* _DIRECTIONS_
Please state how many lines in the records that follow include "time", with no other output.

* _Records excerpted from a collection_
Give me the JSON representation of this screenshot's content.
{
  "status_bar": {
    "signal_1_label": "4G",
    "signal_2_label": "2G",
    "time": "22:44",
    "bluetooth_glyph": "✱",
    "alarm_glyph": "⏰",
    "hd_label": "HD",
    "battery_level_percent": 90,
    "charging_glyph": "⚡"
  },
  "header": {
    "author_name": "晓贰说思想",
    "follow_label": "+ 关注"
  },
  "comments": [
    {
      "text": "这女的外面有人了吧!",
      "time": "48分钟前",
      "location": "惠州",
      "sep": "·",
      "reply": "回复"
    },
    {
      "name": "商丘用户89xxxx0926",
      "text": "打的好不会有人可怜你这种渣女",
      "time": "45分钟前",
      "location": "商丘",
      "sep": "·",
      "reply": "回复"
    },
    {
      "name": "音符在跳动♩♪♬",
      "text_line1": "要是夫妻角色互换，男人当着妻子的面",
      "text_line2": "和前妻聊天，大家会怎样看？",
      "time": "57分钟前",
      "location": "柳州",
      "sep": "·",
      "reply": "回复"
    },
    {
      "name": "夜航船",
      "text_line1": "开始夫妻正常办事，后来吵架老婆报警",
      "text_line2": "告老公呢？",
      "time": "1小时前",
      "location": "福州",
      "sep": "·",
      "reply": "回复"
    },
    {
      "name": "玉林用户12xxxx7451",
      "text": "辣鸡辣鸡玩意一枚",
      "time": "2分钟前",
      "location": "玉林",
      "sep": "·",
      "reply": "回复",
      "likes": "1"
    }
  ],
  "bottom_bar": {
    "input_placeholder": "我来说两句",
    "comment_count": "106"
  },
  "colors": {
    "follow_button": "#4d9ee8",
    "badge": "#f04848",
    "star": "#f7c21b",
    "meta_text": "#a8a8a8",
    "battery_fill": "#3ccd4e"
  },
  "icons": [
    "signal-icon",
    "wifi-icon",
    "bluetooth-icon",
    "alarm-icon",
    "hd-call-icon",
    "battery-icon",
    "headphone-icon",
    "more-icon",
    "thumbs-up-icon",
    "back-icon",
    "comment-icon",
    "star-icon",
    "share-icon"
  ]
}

* _ANSWER FOR THE TASK_
6